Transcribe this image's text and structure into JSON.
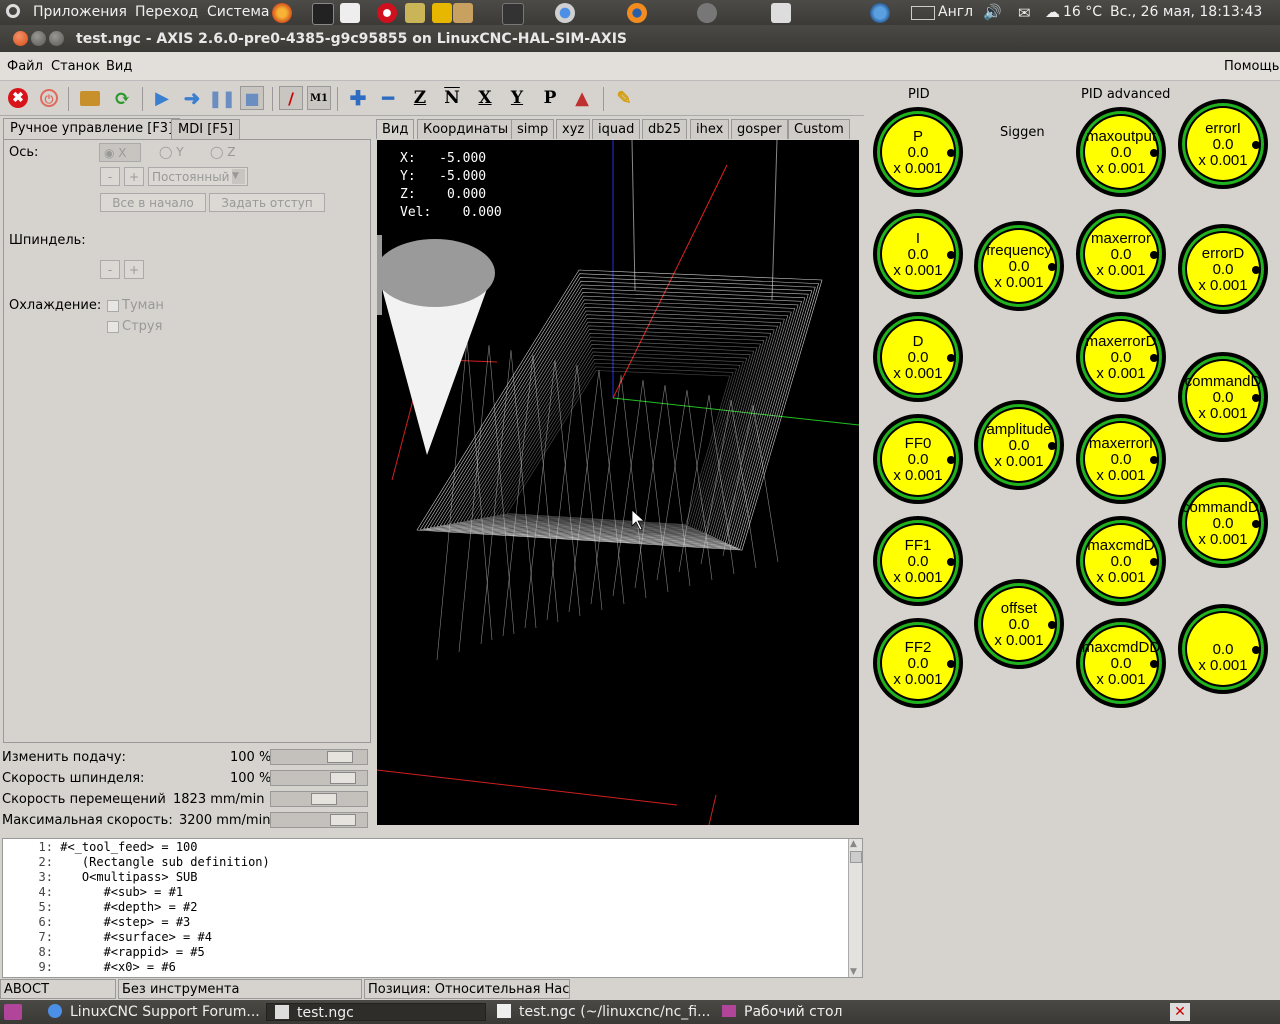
{
  "panel": {
    "menus": [
      "Приложения",
      "Переход",
      "Система"
    ],
    "layout": "Англ",
    "weather": "16 °C",
    "clock": "Вс., 26 мая, 18:13:43"
  },
  "window": {
    "title": "test.ngc - AXIS 2.6.0-pre0-4385-g9c95855 on LinuxCNC-HAL-SIM-AXIS"
  },
  "menubar": {
    "file": "Файл",
    "machine": "Станок",
    "view": "Вид",
    "help": "Помощь"
  },
  "toolbar": {
    "icons": [
      "estop-icon",
      "power-icon",
      "open-icon",
      "reload-icon",
      "run-icon",
      "step-icon",
      "pause-icon",
      "stop-icon",
      "block-delete-icon",
      "optional-stop-icon",
      "zoom-in-icon",
      "zoom-out-icon",
      "view-z-icon",
      "view-z2-icon",
      "view-x-icon",
      "view-y-icon",
      "view-p-icon",
      "rotate-icon",
      "clear-plot-icon"
    ]
  },
  "left_tabs": [
    "Ручное управление [F3]",
    "MDI [F5]"
  ],
  "manual": {
    "axis_label": "Ось:",
    "axes": [
      "X",
      "Y",
      "Z"
    ],
    "minus": "-",
    "plus": "+",
    "increment": "Постоянный",
    "home_all": "Все в начало",
    "touch_off": "Задать отступ",
    "spindle_label": "Шпиндель:",
    "coolant_label": "Охлаждение:",
    "mist": "Туман",
    "flood": "Струя"
  },
  "overrides": [
    {
      "label": "Изменить подачу:",
      "value": "100 %",
      "level": 0.8
    },
    {
      "label": "Скорость шпинделя:",
      "value": "100 %",
      "level": 0.84
    },
    {
      "label": "Скорость перемещений",
      "value": "1823 mm/min",
      "level": 0.57
    },
    {
      "label": "Максимальная скорость:",
      "value": "3200 mm/min",
      "level": 0.84
    }
  ],
  "right_tabs": [
    "Вид",
    "Координаты",
    "simp",
    "xyz",
    "iquad",
    "db25",
    "ihex",
    "gosper",
    "Custom"
  ],
  "dro": {
    "x_label": "X:",
    "x": "-5.000",
    "y_label": "Y:",
    "y": "-5.000",
    "z_label": "Z:",
    "z": "0.000",
    "vel_label": "Vel:",
    "vel": "0.000"
  },
  "code": [
    {
      "n": "1:",
      "text": "#<_tool_feed> = 100"
    },
    {
      "n": "2:",
      "text": "   (Rectangle sub definition)"
    },
    {
      "n": "3:",
      "text": "   O<multipass> SUB"
    },
    {
      "n": "4:",
      "text": "      #<sub> = #1"
    },
    {
      "n": "5:",
      "text": "      #<depth> = #2"
    },
    {
      "n": "6:",
      "text": "      #<step> = #3"
    },
    {
      "n": "7:",
      "text": "      #<surface> = #4"
    },
    {
      "n": "8:",
      "text": "      #<rappid> = #5"
    },
    {
      "n": "9:",
      "text": "      #<x0> = #6"
    }
  ],
  "status": {
    "estop": "АВОСТ",
    "tool": "Без инструмента",
    "position": "Позиция: Относительная Насто"
  },
  "gauges": {
    "headers": {
      "pid": "PID",
      "siggen": "Siggen",
      "pid_adv": "PID advanced"
    },
    "value": "0.0",
    "scale": "x 0.001",
    "items": [
      {
        "name": "P"
      },
      {
        "name": "I"
      },
      {
        "name": "D"
      },
      {
        "name": "FF0"
      },
      {
        "name": "FF1"
      },
      {
        "name": "FF2"
      },
      {
        "name": "frequency"
      },
      {
        "name": "amplitude"
      },
      {
        "name": "offset"
      },
      {
        "name": "maxoutput"
      },
      {
        "name": "maxerror"
      },
      {
        "name": "maxerrorD"
      },
      {
        "name": "maxerrorI"
      },
      {
        "name": "maxcmdD"
      },
      {
        "name": "maxcmdDD"
      },
      {
        "name": "errorI"
      },
      {
        "name": "errorD"
      },
      {
        "name": "commandD"
      },
      {
        "name": "commandDD"
      },
      {
        "name": ""
      }
    ]
  },
  "taskbar": [
    "LinuxCNC Support Forum...",
    "test.ngc",
    "test.ngc (~/linuxcnc/nc_fi...",
    "Рабочий стол"
  ]
}
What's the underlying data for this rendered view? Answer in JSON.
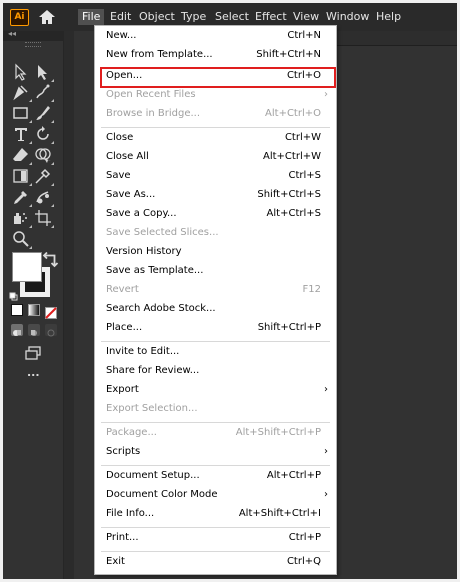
{
  "app": {
    "logo_text": "Ai",
    "menus": [
      "File",
      "Edit",
      "Object",
      "Type",
      "Select",
      "Effect",
      "View",
      "Window",
      "Help"
    ],
    "active_menu": "File"
  },
  "file_menu": {
    "items": [
      {
        "label": "New...",
        "shortcut": "Ctrl+N",
        "enabled": true
      },
      {
        "label": "New from Template...",
        "shortcut": "Shift+Ctrl+N",
        "enabled": true
      },
      {
        "label": "Open...",
        "shortcut": "Ctrl+O",
        "enabled": true,
        "highlighted": true
      },
      {
        "label": "Open Recent Files",
        "shortcut": "",
        "enabled": false,
        "submenu": true
      },
      {
        "label": "Browse in Bridge...",
        "shortcut": "Alt+Ctrl+O",
        "enabled": false
      },
      {
        "label": "Close",
        "shortcut": "Ctrl+W",
        "enabled": true
      },
      {
        "label": "Close All",
        "shortcut": "Alt+Ctrl+W",
        "enabled": true
      },
      {
        "label": "Save",
        "shortcut": "Ctrl+S",
        "enabled": true
      },
      {
        "label": "Save As...",
        "shortcut": "Shift+Ctrl+S",
        "enabled": true
      },
      {
        "label": "Save a Copy...",
        "shortcut": "Alt+Ctrl+S",
        "enabled": true
      },
      {
        "label": "Save Selected Slices...",
        "shortcut": "",
        "enabled": false
      },
      {
        "label": "Version History",
        "shortcut": "",
        "enabled": true
      },
      {
        "label": "Save as Template...",
        "shortcut": "",
        "enabled": true
      },
      {
        "label": "Revert",
        "shortcut": "F12",
        "enabled": false
      },
      {
        "label": "Search Adobe Stock...",
        "shortcut": "",
        "enabled": true
      },
      {
        "label": "Place...",
        "shortcut": "Shift+Ctrl+P",
        "enabled": true
      },
      {
        "label": "Invite to Edit...",
        "shortcut": "",
        "enabled": true
      },
      {
        "label": "Share for Review...",
        "shortcut": "",
        "enabled": true
      },
      {
        "label": "Export",
        "shortcut": "",
        "enabled": true,
        "submenu": true
      },
      {
        "label": "Export Selection...",
        "shortcut": "",
        "enabled": false
      },
      {
        "label": "Package...",
        "shortcut": "Alt+Shift+Ctrl+P",
        "enabled": false
      },
      {
        "label": "Scripts",
        "shortcut": "",
        "enabled": true,
        "submenu": true
      },
      {
        "label": "Document Setup...",
        "shortcut": "Alt+Ctrl+P",
        "enabled": true
      },
      {
        "label": "Document Color Mode",
        "shortcut": "",
        "enabled": true,
        "submenu": true
      },
      {
        "label": "File Info...",
        "shortcut": "Alt+Shift+Ctrl+I",
        "enabled": true
      },
      {
        "label": "Print...",
        "shortcut": "Ctrl+P",
        "enabled": true
      },
      {
        "label": "Exit",
        "shortcut": "Ctrl+Q",
        "enabled": true
      }
    ]
  },
  "toolbar": {
    "more_tools": "..."
  },
  "colors": {
    "highlight_border": "#e01e1e",
    "logo_accent": "#ff9a00",
    "panel_bg": "#323232"
  }
}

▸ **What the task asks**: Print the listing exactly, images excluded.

▸ **Answer below**:
Transcribe this image's text and structure into JSON.
{
  "panel": {
    "menus": [
      "Приложения",
      "Переход",
      "Система"
    ],
    "layout": "Англ",
    "weather": "16 °C",
    "clock": "Вс., 26 мая, 18:13:43"
  },
  "window": {
    "title": "test.ngc - AXIS 2.6.0-pre0-4385-g9c95855 on LinuxCNC-HAL-SIM-AXIS"
  },
  "menubar": {
    "file": "Файл",
    "machine": "Станок",
    "view": "Вид",
    "help": "Помощь"
  },
  "toolbar": {
    "icons": [
      "estop-icon",
      "power-icon",
      "open-icon",
      "reload-icon",
      "run-icon",
      "step-icon",
      "pause-icon",
      "stop-icon",
      "block-delete-icon",
      "optional-stop-icon",
      "zoom-in-icon",
      "zoom-out-icon",
      "view-z-icon",
      "view-z2-icon",
      "view-x-icon",
      "view-y-icon",
      "view-p-icon",
      "rotate-icon",
      "clear-plot-icon"
    ]
  },
  "left_tabs": [
    "Ручное управление [F3]",
    "MDI [F5]"
  ],
  "manual": {
    "axis_label": "Ось:",
    "axes": [
      "X",
      "Y",
      "Z"
    ],
    "minus": "-",
    "plus": "+",
    "increment": "Постоянный",
    "home_all": "Все в начало",
    "touch_off": "Задать отступ",
    "spindle_label": "Шпиндель:",
    "coolant_label": "Охлаждение:",
    "mist": "Туман",
    "flood": "Струя"
  },
  "overrides": [
    {
      "label": "Изменить подачу:",
      "value": "100 %",
      "level": 0.8
    },
    {
      "label": "Скорость шпинделя:",
      "value": "100 %",
      "level": 0.84
    },
    {
      "label": "Скорость перемещений",
      "value": "1823 mm/min",
      "level": 0.57
    },
    {
      "label": "Максимальная скорость:",
      "value": "3200 mm/min",
      "level": 0.84
    }
  ],
  "right_tabs": [
    "Вид",
    "Координаты",
    "simp",
    "xyz",
    "iquad",
    "db25",
    "ihex",
    "gosper",
    "Custom"
  ],
  "dro": {
    "x_label": "X:",
    "x": "-5.000",
    "y_label": "Y:",
    "y": "-5.000",
    "z_label": "Z:",
    "z": "0.000",
    "vel_label": "Vel:",
    "vel": "0.000"
  },
  "code": [
    {
      "n": "1:",
      "text": "#<_tool_feed> = 100"
    },
    {
      "n": "2:",
      "text": "   (Rectangle sub definition)"
    },
    {
      "n": "3:",
      "text": "   O<multipass> SUB"
    },
    {
      "n": "4:",
      "text": "      #<sub> = #1"
    },
    {
      "n": "5:",
      "text": "      #<depth> = #2"
    },
    {
      "n": "6:",
      "text": "      #<step> = #3"
    },
    {
      "n": "7:",
      "text": "      #<surface> = #4"
    },
    {
      "n": "8:",
      "text": "      #<rappid> = #5"
    },
    {
      "n": "9:",
      "text": "      #<x0> = #6"
    }
  ],
  "status": {
    "estop": "АВОСТ",
    "tool": "Без инструмента",
    "position": "Позиция: Относительная Насто"
  },
  "gauges": {
    "headers": {
      "pid": "PID",
      "siggen": "Siggen",
      "pid_adv": "PID advanced"
    },
    "value": "0.0",
    "scale": "x 0.001",
    "items": [
      {
        "name": "P"
      },
      {
        "name": "I"
      },
      {
        "name": "D"
      },
      {
        "name": "FF0"
      },
      {
        "name": "FF1"
      },
      {
        "name": "FF2"
      },
      {
        "name": "frequency"
      },
      {
        "name": "amplitude"
      },
      {
        "name": "offset"
      },
      {
        "name": "maxoutput"
      },
      {
        "name": "maxerror"
      },
      {
        "name": "maxerrorD"
      },
      {
        "name": "maxerrorI"
      },
      {
        "name": "maxcmdD"
      },
      {
        "name": "maxcmdDD"
      },
      {
        "name": "errorI"
      },
      {
        "name": "errorD"
      },
      {
        "name": "commandD"
      },
      {
        "name": "commandDD"
      },
      {
        "name": ""
      }
    ]
  },
  "taskbar": [
    "LinuxCNC Support Forum...",
    "test.ngc",
    "test.ngc (~/linuxcnc/nc_fi...",
    "Рабочий стол"
  ]
}
What's the underlying data for this rendered view? Answer in JSON.
{
  "app": {
    "logo_text": "Ai",
    "menus": [
      "File",
      "Edit",
      "Object",
      "Type",
      "Select",
      "Effect",
      "View",
      "Window",
      "Help"
    ],
    "active_menu": "File"
  },
  "file_menu": {
    "items": [
      {
        "label": "New...",
        "shortcut": "Ctrl+N",
        "enabled": true
      },
      {
        "label": "New from Template...",
        "shortcut": "Shift+Ctrl+N",
        "enabled": true
      },
      {
        "label": "Open...",
        "shortcut": "Ctrl+O",
        "enabled": true,
        "highlighted": true
      },
      {
        "label": "Open Recent Files",
        "shortcut": "",
        "enabled": false,
        "submenu": true
      },
      {
        "label": "Browse in Bridge...",
        "shortcut": "Alt+Ctrl+O",
        "enabled": false
      },
      {
        "label": "Close",
        "shortcut": "Ctrl+W",
        "enabled": true
      },
      {
        "label": "Close All",
        "shortcut": "Alt+Ctrl+W",
        "enabled": true
      },
      {
        "label": "Save",
        "shortcut": "Ctrl+S",
        "enabled": true
      },
      {
        "label": "Save As...",
        "shortcut": "Shift+Ctrl+S",
        "enabled": true
      },
      {
        "label": "Save a Copy...",
        "shortcut": "Alt+Ctrl+S",
        "enabled": true
      },
      {
        "label": "Save Selected Slices...",
        "shortcut": "",
        "enabled": false
      },
      {
        "label": "Version History",
        "shortcut": "",
        "enabled": true
      },
      {
        "label": "Save as Template...",
        "shortcut": "",
        "enabled": true
      },
      {
        "label": "Revert",
        "shortcut": "F12",
        "enabled": false
      },
      {
        "label": "Search Adobe Stock...",
        "shortcut": "",
        "enabled": true
      },
      {
        "label": "Place...",
        "shortcut": "Shift+Ctrl+P",
        "enabled": true
      },
      {
        "label": "Invite to Edit...",
        "shortcut": "",
        "enabled": true
      },
      {
        "label": "Share for Review...",
        "shortcut": "",
        "enabled": true
      },
      {
        "label": "Export",
        "shortcut": "",
        "enabled": true,
        "submenu": true
      },
      {
        "label": "Export Selection...",
        "shortcut": "",
        "enabled": false
      },
      {
        "label": "Package...",
        "shortcut": "Alt+Shift+Ctrl+P",
        "enabled": false
      },
      {
        "label": "Scripts",
        "shortcut": "",
        "enabled": true,
        "submenu": true
      },
      {
        "label": "Document Setup...",
        "shortcut": "Alt+Ctrl+P",
        "enabled": true
      },
      {
        "label": "Document Color Mode",
        "shortcut": "",
        "enabled": true,
        "submenu": true
      },
      {
        "label": "File Info...",
        "shortcut": "Alt+Shift+Ctrl+I",
        "enabled": true
      },
      {
        "label": "Print...",
        "shortcut": "Ctrl+P",
        "enabled": true
      },
      {
        "label": "Exit",
        "shortcut": "Ctrl+Q",
        "enabled": true
      }
    ]
  },
  "toolbar": {
    "more_tools": "..."
  },
  "colors": {
    "highlight_border": "#e01e1e",
    "logo_accent": "#ff9a00",
    "panel_bg": "#323232"
  }
}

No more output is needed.